|2||Solomon et al.; Two Gates are Better Than One; IEEE Circuits & Devices Magazine; Jan. 2003; pp. 48-62.|
|U.S. Classification||341/135, 330/277, 327/295|
|Cooperative Classification||H01L29/785, H03M1/745, H01L27/1203, H01L29/78648|
|Mar 10, 2008||AS||Assignment|
Owner name: INTERNATIONAL BUSINESS MACHINES CORPORATION, NEW Y
Free format text: ASSIGNMENT OF ASSIGNORS INTEREST;ASSIGNORS:ABADEER, WAGDI WILLIAM;BONACCIO, ANTHONY RICHARD;IADANZA, JOSEPH ANDREW;REEL/FRAME:020620/0591;SIGNING DATES FROM 20080304 TO 20080307
|Jan 21, 2013||REMI||Maintenance fee reminder mailed|
|Jun 9, 2013||LAPS||Lapse for failure to pay maintenance fees|
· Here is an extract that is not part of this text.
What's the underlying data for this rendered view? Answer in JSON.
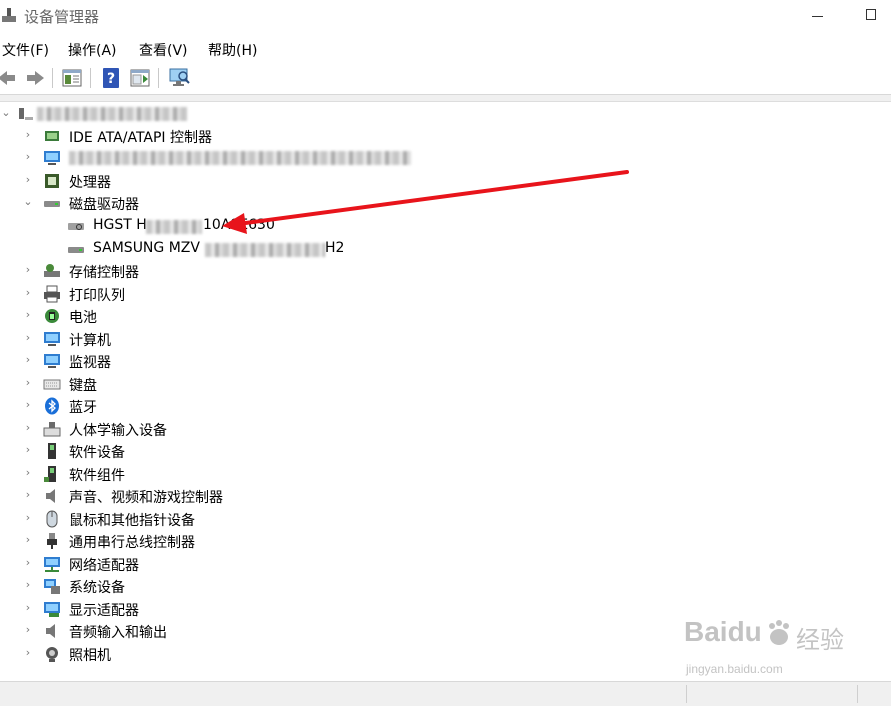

|Jul 30, 2013||FP||Expired due to failure to pay maintenance fee|
Effective date: 20130609